Courtesy of Melanie Press


Ingredients: 1 cup peanut butter (or other nut butter) 2 medium sized bananas (the riper, the sweeter) 2 large eggs, room temperature 1 teaspoon vanilla extract (or almond extract if using almond butter for extra almond-y flavour!) 1 teaspoon baking soda

1 teaspoon apple cider vinegar 2 tablespoons maple syrup or honey 1/8 to 1/4 teaspoon salt, depending on the salt content of your nut butter Optional toppings: chocolate chips, peanut butter chips, raisins or other dried fruits, or chopped nuts.

Directions: 1. Preheat oven to 400° F degrees. Throw all ingredients into the blender and blend well into a smooth, pourable batter. Yep, it’s that easy! 2. Pour into greased muffin pan, filling molds nearly to the top. These muffins are on the dense side with just a bit of rise, so you can fill the molds slightly more than you would a regular wheat flour muffin batter. For more info about how to increase rise, read the tip at the end of the article. 3. If desired, top with: chocolate chips, peanut butter chips, raisins or other dried fruits, fresh or frozen berries, or chopped nuts. 4. Turn down oven temperature to 350° F degrees and bake 15 minutes or until toothpick comes out clean. Once baked, remove from the oven and allow to cool before removing from the tray. Makes 12 smallish but dense and flavourful muffins. Tip: Expect to see your muffins rise in the oven, but deflate a bit once removed and cooled - this is normal. For a fluffier muffin, try adding an extra egg (or egg white) and/or bumping up the baking soda to a full teaspoon. It’s also important that you don’t leave out the vinegar, as an acidic ingredient is necessary for the baking soda to do its job. You also don’t want to let your batter sit around after blending the ingredients, as it will lose its rising power with time.

Courtesy of

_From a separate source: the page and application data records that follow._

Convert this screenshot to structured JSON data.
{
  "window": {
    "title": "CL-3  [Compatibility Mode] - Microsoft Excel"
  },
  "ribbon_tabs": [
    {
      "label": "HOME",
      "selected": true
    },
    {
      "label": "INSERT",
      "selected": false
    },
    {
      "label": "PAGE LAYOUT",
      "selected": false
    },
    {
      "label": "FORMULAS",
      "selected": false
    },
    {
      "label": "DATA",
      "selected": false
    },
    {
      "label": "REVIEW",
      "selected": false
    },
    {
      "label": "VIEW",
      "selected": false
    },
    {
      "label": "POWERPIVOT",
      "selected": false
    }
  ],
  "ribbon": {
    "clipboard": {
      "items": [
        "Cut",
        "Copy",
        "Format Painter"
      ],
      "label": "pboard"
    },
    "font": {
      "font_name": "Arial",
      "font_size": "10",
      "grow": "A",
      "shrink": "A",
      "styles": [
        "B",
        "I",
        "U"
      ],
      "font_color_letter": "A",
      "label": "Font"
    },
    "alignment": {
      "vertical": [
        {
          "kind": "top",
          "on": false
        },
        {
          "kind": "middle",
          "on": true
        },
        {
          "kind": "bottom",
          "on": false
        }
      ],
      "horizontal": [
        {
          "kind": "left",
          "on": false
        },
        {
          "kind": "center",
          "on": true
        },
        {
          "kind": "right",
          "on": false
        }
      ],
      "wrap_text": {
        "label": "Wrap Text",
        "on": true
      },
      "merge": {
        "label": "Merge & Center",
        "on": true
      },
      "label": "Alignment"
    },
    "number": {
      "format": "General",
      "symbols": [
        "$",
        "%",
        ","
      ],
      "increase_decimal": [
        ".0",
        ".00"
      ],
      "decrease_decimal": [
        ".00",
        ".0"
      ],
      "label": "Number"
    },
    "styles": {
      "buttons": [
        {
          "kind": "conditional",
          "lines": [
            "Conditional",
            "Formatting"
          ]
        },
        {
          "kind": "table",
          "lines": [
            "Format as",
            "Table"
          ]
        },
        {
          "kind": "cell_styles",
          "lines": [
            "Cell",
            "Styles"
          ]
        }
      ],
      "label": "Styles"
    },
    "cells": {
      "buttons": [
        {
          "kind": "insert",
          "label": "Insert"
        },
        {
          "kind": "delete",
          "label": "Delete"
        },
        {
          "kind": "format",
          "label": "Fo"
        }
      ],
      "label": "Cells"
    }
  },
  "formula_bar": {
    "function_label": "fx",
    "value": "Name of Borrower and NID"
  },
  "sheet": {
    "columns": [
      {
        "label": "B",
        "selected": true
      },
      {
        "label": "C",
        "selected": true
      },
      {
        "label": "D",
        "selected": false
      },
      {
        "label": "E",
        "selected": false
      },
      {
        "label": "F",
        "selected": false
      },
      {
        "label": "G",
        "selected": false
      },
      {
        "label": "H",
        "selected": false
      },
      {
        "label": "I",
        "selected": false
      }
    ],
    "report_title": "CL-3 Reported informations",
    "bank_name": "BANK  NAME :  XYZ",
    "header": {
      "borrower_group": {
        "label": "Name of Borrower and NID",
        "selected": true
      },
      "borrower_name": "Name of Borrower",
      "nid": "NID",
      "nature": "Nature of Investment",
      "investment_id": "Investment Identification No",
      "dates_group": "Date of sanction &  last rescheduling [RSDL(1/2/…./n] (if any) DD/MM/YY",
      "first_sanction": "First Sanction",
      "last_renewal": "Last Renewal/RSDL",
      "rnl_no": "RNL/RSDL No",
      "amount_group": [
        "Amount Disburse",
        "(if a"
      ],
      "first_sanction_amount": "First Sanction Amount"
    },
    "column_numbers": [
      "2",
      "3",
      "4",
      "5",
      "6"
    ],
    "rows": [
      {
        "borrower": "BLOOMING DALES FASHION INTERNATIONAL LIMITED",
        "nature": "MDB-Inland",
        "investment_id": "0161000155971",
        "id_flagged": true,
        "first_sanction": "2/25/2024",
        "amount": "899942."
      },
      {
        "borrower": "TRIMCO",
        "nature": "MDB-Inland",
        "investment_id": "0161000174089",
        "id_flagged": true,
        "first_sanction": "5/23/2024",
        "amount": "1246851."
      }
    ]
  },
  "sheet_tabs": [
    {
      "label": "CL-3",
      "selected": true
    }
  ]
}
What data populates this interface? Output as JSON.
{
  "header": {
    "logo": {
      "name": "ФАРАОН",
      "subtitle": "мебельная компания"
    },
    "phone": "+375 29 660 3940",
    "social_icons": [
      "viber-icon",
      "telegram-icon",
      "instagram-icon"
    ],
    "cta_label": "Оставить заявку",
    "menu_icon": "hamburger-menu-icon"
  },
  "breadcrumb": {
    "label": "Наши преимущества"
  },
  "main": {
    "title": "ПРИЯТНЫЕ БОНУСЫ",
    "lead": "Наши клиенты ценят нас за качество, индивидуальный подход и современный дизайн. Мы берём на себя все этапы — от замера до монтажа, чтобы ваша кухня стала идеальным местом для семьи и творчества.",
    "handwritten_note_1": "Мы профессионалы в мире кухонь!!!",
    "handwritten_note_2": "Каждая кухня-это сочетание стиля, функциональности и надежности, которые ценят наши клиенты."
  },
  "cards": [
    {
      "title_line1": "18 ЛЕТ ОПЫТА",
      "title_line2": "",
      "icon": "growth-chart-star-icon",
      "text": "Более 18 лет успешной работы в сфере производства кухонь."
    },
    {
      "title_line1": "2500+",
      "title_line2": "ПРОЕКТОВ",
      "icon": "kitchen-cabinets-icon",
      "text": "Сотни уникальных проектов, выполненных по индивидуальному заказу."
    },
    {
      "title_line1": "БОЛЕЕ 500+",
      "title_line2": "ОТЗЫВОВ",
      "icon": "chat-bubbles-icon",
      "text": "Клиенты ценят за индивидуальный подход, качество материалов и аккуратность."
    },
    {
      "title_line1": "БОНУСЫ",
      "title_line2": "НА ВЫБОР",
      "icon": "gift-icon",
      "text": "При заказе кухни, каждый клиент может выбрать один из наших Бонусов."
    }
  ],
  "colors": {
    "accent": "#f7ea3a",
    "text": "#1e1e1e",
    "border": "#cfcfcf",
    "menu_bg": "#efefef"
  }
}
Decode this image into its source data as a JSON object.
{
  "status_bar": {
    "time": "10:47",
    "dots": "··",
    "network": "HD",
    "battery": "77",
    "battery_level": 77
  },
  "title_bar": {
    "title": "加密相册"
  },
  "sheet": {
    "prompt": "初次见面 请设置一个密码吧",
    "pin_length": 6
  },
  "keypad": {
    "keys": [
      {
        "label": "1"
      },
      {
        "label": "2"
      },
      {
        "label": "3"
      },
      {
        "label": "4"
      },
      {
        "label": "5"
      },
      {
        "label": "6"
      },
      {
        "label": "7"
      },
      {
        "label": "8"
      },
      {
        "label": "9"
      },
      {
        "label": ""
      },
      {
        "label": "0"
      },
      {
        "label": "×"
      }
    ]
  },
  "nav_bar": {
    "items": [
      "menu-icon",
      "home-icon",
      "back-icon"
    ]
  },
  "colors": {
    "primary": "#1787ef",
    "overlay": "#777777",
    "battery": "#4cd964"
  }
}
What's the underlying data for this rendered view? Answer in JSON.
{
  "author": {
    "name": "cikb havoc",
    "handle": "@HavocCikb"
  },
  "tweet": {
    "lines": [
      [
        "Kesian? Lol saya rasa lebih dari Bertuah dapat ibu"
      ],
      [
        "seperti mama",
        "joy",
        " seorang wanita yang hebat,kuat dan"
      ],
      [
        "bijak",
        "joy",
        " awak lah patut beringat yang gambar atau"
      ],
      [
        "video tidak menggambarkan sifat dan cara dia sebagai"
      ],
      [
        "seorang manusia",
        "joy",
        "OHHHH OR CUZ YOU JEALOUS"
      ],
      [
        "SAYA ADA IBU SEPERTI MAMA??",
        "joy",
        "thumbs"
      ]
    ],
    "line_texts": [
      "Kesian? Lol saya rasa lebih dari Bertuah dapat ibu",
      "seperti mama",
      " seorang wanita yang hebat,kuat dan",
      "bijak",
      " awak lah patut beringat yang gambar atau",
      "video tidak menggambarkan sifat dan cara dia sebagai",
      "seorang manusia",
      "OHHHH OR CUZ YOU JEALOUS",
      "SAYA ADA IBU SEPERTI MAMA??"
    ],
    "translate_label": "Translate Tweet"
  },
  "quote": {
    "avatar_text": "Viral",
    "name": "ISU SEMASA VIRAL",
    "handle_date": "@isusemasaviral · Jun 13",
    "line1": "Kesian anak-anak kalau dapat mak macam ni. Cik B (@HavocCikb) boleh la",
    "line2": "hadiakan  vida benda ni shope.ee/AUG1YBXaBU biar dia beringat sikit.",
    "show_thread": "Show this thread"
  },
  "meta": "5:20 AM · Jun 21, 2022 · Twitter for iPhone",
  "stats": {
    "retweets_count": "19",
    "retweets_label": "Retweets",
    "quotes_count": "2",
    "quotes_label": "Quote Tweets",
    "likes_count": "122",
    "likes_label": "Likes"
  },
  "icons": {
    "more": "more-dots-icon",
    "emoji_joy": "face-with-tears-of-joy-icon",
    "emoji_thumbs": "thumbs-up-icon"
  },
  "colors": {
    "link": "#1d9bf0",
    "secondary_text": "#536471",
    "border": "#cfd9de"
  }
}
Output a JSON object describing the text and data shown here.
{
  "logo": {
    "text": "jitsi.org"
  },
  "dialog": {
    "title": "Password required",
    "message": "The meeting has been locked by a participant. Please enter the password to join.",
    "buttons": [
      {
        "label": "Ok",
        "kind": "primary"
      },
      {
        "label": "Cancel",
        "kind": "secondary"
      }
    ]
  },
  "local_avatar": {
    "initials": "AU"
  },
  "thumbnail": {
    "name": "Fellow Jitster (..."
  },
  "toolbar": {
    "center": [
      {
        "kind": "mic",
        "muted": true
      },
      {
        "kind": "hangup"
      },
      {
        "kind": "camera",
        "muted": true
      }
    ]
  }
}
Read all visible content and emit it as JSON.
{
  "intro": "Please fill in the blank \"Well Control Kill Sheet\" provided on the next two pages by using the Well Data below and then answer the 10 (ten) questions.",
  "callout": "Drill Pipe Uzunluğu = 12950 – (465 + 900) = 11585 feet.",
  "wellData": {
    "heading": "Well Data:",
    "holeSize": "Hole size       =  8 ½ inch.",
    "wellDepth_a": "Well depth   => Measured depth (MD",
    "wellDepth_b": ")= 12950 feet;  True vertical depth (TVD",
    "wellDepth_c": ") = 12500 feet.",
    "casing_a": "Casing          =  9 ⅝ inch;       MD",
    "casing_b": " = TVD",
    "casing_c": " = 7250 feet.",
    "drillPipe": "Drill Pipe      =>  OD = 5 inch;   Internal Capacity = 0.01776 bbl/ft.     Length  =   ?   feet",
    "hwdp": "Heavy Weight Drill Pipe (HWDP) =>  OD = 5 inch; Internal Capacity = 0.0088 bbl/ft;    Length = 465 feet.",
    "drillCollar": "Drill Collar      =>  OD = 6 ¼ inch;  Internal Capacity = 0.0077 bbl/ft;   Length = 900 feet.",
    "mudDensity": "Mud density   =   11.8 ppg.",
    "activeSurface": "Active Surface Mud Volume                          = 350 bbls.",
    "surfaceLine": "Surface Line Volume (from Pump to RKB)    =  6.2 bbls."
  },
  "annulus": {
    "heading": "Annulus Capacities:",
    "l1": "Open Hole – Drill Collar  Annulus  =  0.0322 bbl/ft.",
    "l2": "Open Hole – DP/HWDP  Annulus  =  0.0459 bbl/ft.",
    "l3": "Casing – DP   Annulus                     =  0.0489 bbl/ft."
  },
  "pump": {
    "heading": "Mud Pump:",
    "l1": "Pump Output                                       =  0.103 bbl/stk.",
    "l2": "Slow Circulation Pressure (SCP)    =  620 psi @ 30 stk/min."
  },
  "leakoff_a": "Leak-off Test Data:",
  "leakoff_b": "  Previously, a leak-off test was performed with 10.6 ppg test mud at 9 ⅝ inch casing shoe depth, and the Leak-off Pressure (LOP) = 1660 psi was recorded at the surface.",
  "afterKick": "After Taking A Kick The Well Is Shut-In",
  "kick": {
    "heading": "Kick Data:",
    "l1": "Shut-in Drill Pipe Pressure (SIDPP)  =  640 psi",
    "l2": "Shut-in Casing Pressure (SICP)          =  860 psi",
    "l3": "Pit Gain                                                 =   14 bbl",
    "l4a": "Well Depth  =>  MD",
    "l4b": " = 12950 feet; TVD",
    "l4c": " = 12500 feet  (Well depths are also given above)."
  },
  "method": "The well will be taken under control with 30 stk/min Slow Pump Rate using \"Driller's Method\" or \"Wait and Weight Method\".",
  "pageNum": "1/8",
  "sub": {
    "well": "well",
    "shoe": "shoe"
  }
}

MIMETICARCHITECTURE When the government of Hyderabad, India, built a structure shaped like a fish in 2012, they were participating in a movement known as mimetic architecture. The three-storey aquatic building houses the National Fisheries Development Board and the designers thought it was fitting the exterior reflected the activities of the interior. Far from being a new movement, mimetic architecture was developed in the United States in the early twentieth century. Early examples are hot dog stands shaped as wieners, coffee shops shaped as giant cups and stores selling donuts shaped as delicious pastries. Mostly thought of as kitschy and silly, mimetic architecture actually has a deeper reason for existing – to illustrate exactly what the building is for. It is also a reaction to modernism, which stripped

all ornamentation – and sometimes meaning – from architecture. And while some mimetic buildings are certainly over the top, more recent forays into the style are subtler – such as Tokyo’s Asahi Beer Headquarters, which looks like a normal skyscraper, but is the same golden colour as the company’s product.

SHOULD YOUR INTERIOR DESIGNER BE CERTIFIED? Thinking of hiring a designer to help you with your home’s interior? Wondering if they should be certified? Well,

that depends on what you’re hiring them for. If you need someone to help you with the contents of your home – paint colours, furniture, textiles – then someone who isn’t certified, usually referred to as a decorator, should be qualified. However, if your project has more complex design requirements such as adding or removing walls and windows, or electrical or plumbing changes, you should look for someone with a certificate, diploma or degree. Of course, no matter who you chose – make sure you ask for references and do your own research ahead of time.

Made with FlippingBook flipbook maker